A few days ago Benjamin and I had the first part of a serial sequential test done for some common (and very scary) birth defects, like Down Syndrome. The serial sequential consists of two days of testing. At 12-13 weeks, you have a detailed ultrasound to measure the fold of the baby’s neck and some bloodwork is done. Then, in week 15, you have more bloodwork done. Somehow, between those three tests, the doctors can come up with a 95% accurate statistic for how likely your baby is to be born with any of number of chromosomal abnormalities and birth defects. Pretty amazing what modern science can do, eh?
As I said before, I’m not terribly concerned about the outcome of these tests (since I am so young and neither Benjamin nor I have any of these defects in our families), but the tests gave us the opportunity to have an extra ultrasound done to get a peek inside. And they’re covered by my insurance, so we felt like it was a win-win. Also, just on the very off chance that the doctors find something to worry about, I’d like to know sooner rather than later so that I can prepare myself as much as possible for what will be.
The ultrasound was SO FUN. We were sent to a special ultrasound specialist, since the ultrasound equipment at my regular OB’s office isn’t detailed enough for this kind of examination. We arrived right on time, and I had spent the previous hour hydrating since I had to have a full bladder when they did the ultrasound. So, understandly, I was a bit peeved when the receptionist said that they were running 30 minutes behind schedule and I would have to wait. My face must have read, “PANIC!”, because she quickly said, “You can go to the bathroom if you’d like and immediately start drinking again.” Phew, crisis averted. That’s just what I did. And my bladder was good and full by the time the doctor saw us. Which was good for the ultrasound but bad for me during the exam!
Little Piccolini was swimming around like a fish. The doctor could barely catch him/her. He covered my whole stomach in gel (warmed! how nice!) and had to run the ultrasound thing from all the way down by my pelvis to all the way up the top of my ribs. I honestly don’t understand how the baby could have been all of those places, but it was pretty hilarious watching the doc try to follow the baby as he/she swam all around. Once the doc caught the little fish, we could see everything. Both sides of the brain, spinal cord, arms, legs, hands, feet, even a little bump of a nose on his/her profile. And the perfect little heart beating away. Totally, totally amazing.

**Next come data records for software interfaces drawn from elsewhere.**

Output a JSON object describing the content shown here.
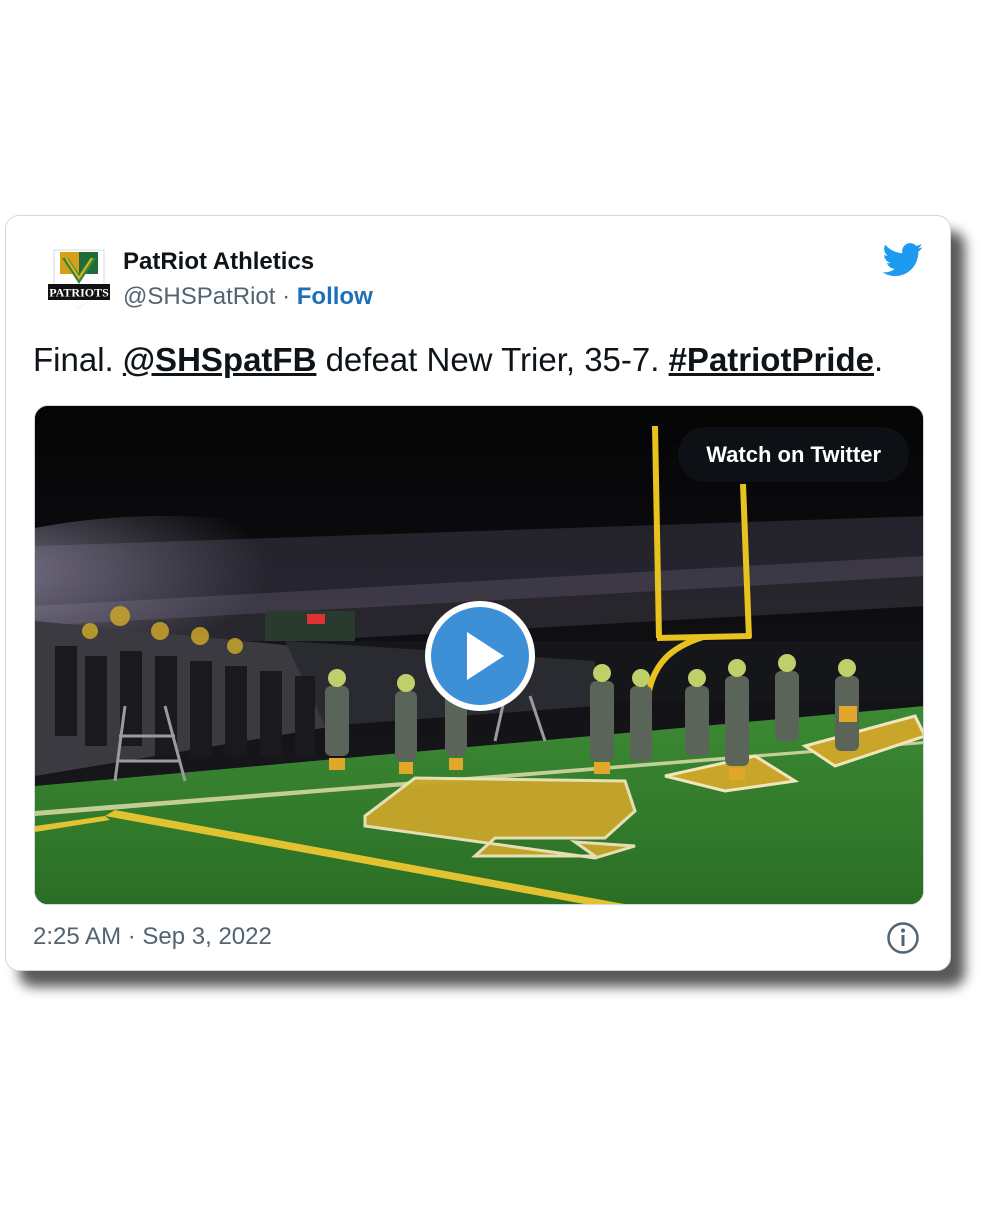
{
  "author": {
    "name": "PatRiot Athletics",
    "handle": "@SHSPatRiot",
    "separator": "·",
    "follow_label": "Follow",
    "avatar_text": "PATRIOTS"
  },
  "tweet": {
    "prefix": "Final. ",
    "mention": "@SHSpatFB",
    "middle": " defeat New Trier, 35-7. ",
    "hashtag": "#PatriotPride",
    "suffix": "."
  },
  "media": {
    "watch_label": "Watch on Twitter",
    "play_icon": "play-icon"
  },
  "footer": {
    "time": "2:25 AM",
    "separator": "·",
    "date": "Sep 3, 2022",
    "info_icon": "info-icon"
  },
  "colors": {
    "twitter_blue": "#1d9bf0",
    "follow_blue": "#1d6fb8",
    "play_blue": "#3d8fd6",
    "text": "#0f1419",
    "muted": "#536471",
    "turf": "#2f7d2a",
    "goalpost_yellow": "#e8c21f"
  }
}
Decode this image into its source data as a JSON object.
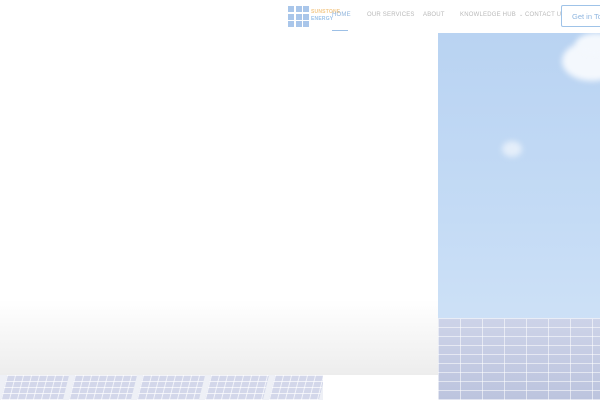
{
  "brand": {
    "logo_line1": "SUNSTONE",
    "logo_line2": "ENERGY"
  },
  "nav": {
    "items": [
      {
        "label": "HOME",
        "active": true
      },
      {
        "label": "OUR SERVICES",
        "active": false
      },
      {
        "label": "ABOUT",
        "active": false
      },
      {
        "label": "KNOWLEDGE HUB",
        "active": false,
        "has_dropdown": true,
        "dropdown_icon": "chevron-down-icon"
      },
      {
        "label": "CONTACT US",
        "active": false
      }
    ]
  },
  "cta": {
    "label": "Get in To"
  },
  "colors": {
    "accent": "#8fb4dc",
    "nav_text": "#b9b9b9",
    "logo_orange": "#f3c98b",
    "logo_blue": "#a9c6ea"
  }
}
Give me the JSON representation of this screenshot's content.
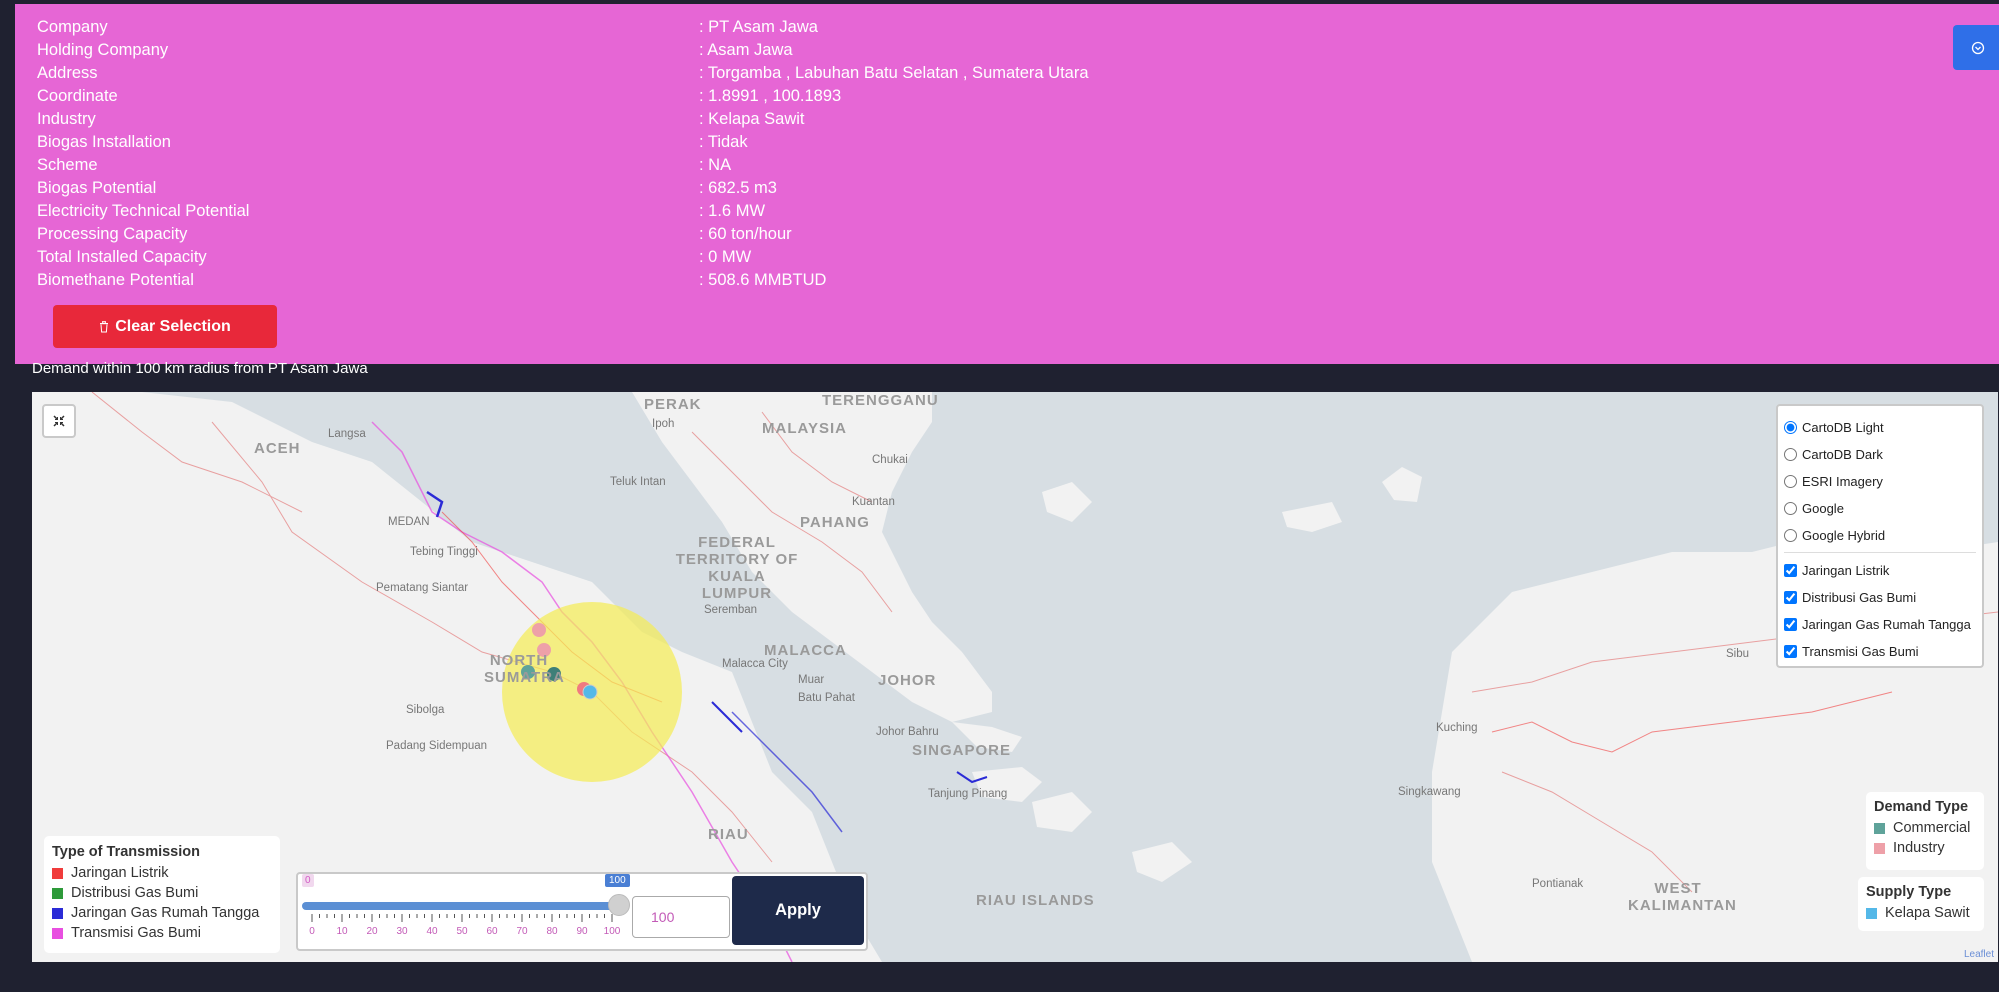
{
  "info": {
    "rows": [
      {
        "label": "Company",
        "value": "PT Asam Jawa"
      },
      {
        "label": "Holding Company",
        "value": "Asam Jawa"
      },
      {
        "label": "Address",
        "value": "Torgamba , Labuhan Batu Selatan , Sumatera Utara"
      },
      {
        "label": "Coordinate",
        "value": "1.8991 , 100.1893"
      },
      {
        "label": "Industry",
        "value": "Kelapa Sawit"
      },
      {
        "label": "Biogas Installation",
        "value": "Tidak"
      },
      {
        "label": "Scheme",
        "value": "NA"
      },
      {
        "label": "Biogas Potential",
        "value": "682.5 m3"
      },
      {
        "label": "Electricity Technical Potential",
        "value": "1.6 MW"
      },
      {
        "label": "Processing Capacity",
        "value": "60 ton/hour"
      },
      {
        "label": "Total Installed Capacity",
        "value": "0 MW"
      },
      {
        "label": "Biomethane Potential",
        "value": "508.6 MMBTUD"
      }
    ],
    "clear_button": "Clear Selection",
    "collapse_icon": "chevron-circle-icon",
    "trash_icon": "trash-icon",
    "background_color": "#e666d5"
  },
  "radius_note": "Demand within 100 km radius from PT Asam Jawa",
  "map": {
    "labels": {
      "aceh": "ACEH",
      "north_sumatra": "NORTH SUMATRA",
      "perak": "PERAK",
      "terengganu": "TERENGGANU",
      "malaysia": "MALAYSIA",
      "pahang": "PAHANG",
      "federal_territory": "FEDERAL TERRITORY OF KUALA LUMPUR",
      "malacca": "MALACCA",
      "johor": "JOHOR",
      "singapore": "SINGAPORE",
      "riau": "RIAU",
      "riau_islands": "RIAU ISLANDS",
      "west_kalimantan": "WEST KALIMANTAN",
      "langsa": "Langsa",
      "medan": "MEDAN",
      "tebing_tinggi": "Tebing Tinggi",
      "pematang_siantar": "Pematang Siantar",
      "sibolga": "Sibolga",
      "padang_sidempuan": "Padang Sidempuan",
      "ipoh": "Ipoh",
      "teluk_intan": "Teluk Intan",
      "chukai": "Chukai",
      "kuantan": "Kuantan",
      "seremban": "Seremban",
      "malacca_city": "Malacca City",
      "muar": "Muar",
      "batu_pahat": "Batu Pahat",
      "johor_bahru": "Johor Bahru",
      "tanjung_pinang": "Tanjung Pinang",
      "kuching": "Kuching",
      "sibu": "Sibu",
      "singkawang": "Singkawang",
      "pontianak": "Pontianak"
    },
    "fullscreen_icon": "fullscreen-icon",
    "base_layers": [
      "CartoDB Light",
      "CartoDB Dark",
      "ESRI Imagery",
      "Google",
      "Google Hybrid"
    ],
    "selected_base_layer": "CartoDB Light",
    "overlays": [
      "Jaringan Listrik",
      "Distribusi Gas Bumi",
      "Jaringan Gas Rumah Tangga",
      "Transmisi Gas Bumi"
    ],
    "overlays_checked": [
      true,
      true,
      true,
      true
    ],
    "attribution": "Leaflet"
  },
  "legend_transmission": {
    "title": "Type of Transmission",
    "items": [
      {
        "label": "Jaringan Listrik",
        "color": "#f03c3c"
      },
      {
        "label": "Distribusi Gas Bumi",
        "color": "#2e9a3a"
      },
      {
        "label": "Jaringan Gas Rumah Tangga",
        "color": "#2b2bd6"
      },
      {
        "label": "Transmisi Gas Bumi",
        "color": "#e84fe0"
      }
    ]
  },
  "legend_demand": {
    "title": "Demand Type",
    "items": [
      {
        "label": "Commercial",
        "color": "#5fa39a"
      },
      {
        "label": "Industry",
        "color": "#eea0a8"
      }
    ]
  },
  "legend_supply": {
    "title": "Supply Type",
    "items": [
      {
        "label": "Kelapa Sawit",
        "color": "#54b8e8"
      }
    ]
  },
  "radius_slider": {
    "min_label": "0",
    "max_label": "100",
    "value": 100,
    "ticks": [
      "0",
      "10",
      "20",
      "30",
      "40",
      "50",
      "60",
      "70",
      "80",
      "90",
      "100"
    ],
    "input_value": "100",
    "apply_label": "Apply"
  }
}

There’s just no other way to describe it. We were in awe. Piccolini is, by far, the most incredible thing Benjamin and I have ever created.